At first, Arnaud (Luchini) and Babette (Viard) attempt to be progressive about the situation — itself a satire of certain “live and let live” tendencies toward immigration problems in France — until Lucien crosses the line by disinheriting his children in favor of the family’s needier new addition. Only then, when the situation impacts them directly, do the two resort to legal action.
Written by thesp-turned-helmer Le Ny and TV scribe Luc Beraud, pic could have played the mounting affronts as a social thriller (after all, Tatiana is tasked with caring for Lucien, and at one point, the old codger ends up in the hospital due to a mix-up with his pills), but it opts for a gentler sitcom-style treatment.
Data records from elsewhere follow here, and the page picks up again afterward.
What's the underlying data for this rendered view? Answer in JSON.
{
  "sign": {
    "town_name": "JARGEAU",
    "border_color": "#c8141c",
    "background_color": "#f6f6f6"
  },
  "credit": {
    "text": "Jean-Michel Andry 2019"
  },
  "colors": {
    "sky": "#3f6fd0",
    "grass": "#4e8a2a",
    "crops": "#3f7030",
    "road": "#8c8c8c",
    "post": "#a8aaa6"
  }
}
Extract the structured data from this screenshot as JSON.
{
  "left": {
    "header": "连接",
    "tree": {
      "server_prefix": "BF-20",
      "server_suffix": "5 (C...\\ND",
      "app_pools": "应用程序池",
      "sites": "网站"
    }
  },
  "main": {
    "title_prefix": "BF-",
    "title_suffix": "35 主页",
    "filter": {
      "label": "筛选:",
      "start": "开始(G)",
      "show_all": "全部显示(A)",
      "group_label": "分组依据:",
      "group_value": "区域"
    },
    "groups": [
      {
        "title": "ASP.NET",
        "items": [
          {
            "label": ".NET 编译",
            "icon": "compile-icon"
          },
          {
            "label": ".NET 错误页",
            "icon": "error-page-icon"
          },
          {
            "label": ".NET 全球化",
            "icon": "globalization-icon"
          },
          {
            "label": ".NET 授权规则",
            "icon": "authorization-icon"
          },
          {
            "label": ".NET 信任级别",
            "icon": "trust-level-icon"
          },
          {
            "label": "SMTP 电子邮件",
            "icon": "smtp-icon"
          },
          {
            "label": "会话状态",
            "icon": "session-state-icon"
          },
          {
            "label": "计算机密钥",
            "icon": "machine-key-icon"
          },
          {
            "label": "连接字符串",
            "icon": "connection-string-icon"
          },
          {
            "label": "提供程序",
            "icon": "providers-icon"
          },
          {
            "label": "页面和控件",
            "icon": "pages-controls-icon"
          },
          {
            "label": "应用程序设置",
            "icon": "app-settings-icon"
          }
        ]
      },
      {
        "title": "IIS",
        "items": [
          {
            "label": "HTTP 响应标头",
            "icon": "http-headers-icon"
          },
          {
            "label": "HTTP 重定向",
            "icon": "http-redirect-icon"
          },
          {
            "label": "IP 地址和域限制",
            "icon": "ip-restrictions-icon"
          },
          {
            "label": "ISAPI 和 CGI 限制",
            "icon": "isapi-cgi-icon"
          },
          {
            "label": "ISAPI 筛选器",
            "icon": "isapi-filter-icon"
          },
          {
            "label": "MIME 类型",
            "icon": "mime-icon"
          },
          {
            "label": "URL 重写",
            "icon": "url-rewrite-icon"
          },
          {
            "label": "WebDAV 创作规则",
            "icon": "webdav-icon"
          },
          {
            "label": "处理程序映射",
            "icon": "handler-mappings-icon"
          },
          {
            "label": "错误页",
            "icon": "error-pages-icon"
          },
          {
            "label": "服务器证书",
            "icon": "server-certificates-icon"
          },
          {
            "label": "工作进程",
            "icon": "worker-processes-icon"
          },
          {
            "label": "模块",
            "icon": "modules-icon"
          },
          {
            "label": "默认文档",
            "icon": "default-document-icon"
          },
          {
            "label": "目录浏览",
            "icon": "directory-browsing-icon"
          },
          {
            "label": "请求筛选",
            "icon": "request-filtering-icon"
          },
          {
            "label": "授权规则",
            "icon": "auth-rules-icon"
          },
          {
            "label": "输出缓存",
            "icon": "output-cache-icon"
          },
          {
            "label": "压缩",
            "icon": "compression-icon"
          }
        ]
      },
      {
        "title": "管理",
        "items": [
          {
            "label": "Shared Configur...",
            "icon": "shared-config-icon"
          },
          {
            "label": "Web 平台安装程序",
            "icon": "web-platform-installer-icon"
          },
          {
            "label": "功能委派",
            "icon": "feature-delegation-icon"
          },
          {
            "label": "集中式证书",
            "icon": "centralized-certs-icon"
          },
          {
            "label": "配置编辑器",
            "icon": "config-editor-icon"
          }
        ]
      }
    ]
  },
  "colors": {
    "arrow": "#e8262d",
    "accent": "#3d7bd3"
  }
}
Much of the amusement stems from how Lucien’s behavior upsets his children’s well-ordered lives — as when Babette gets drunk, seduces a co-worker and gets hit on by swingers in public — sharing the same observational gift evident in Le Ny’s”Those Who Remain” (about a charming romance predicated on an awkward secret) without the same emotional payoff.
What positive things crix and auds have to say about “My Father’s Guests” will likely be made in contrast with the hypothetical “Hollywood treatment” of such material. In truth, the American studio style would be better suited to the pic’s odd balance of broad comedy and topical concerns (a not-entirely-different dynamic is explored to much better effect each week on “Modern Family” through patriarch Ed O’Neill’s remarriage to Colombian bombshell Sofia Vergara).
As it is, the “Pretty Woman”-style raised-eyebrow reactions to Tatiana’s fish-out-of-water faux pas — as well as the overall technical approach — suggest Le Ny’s heavy debt to Hollywood.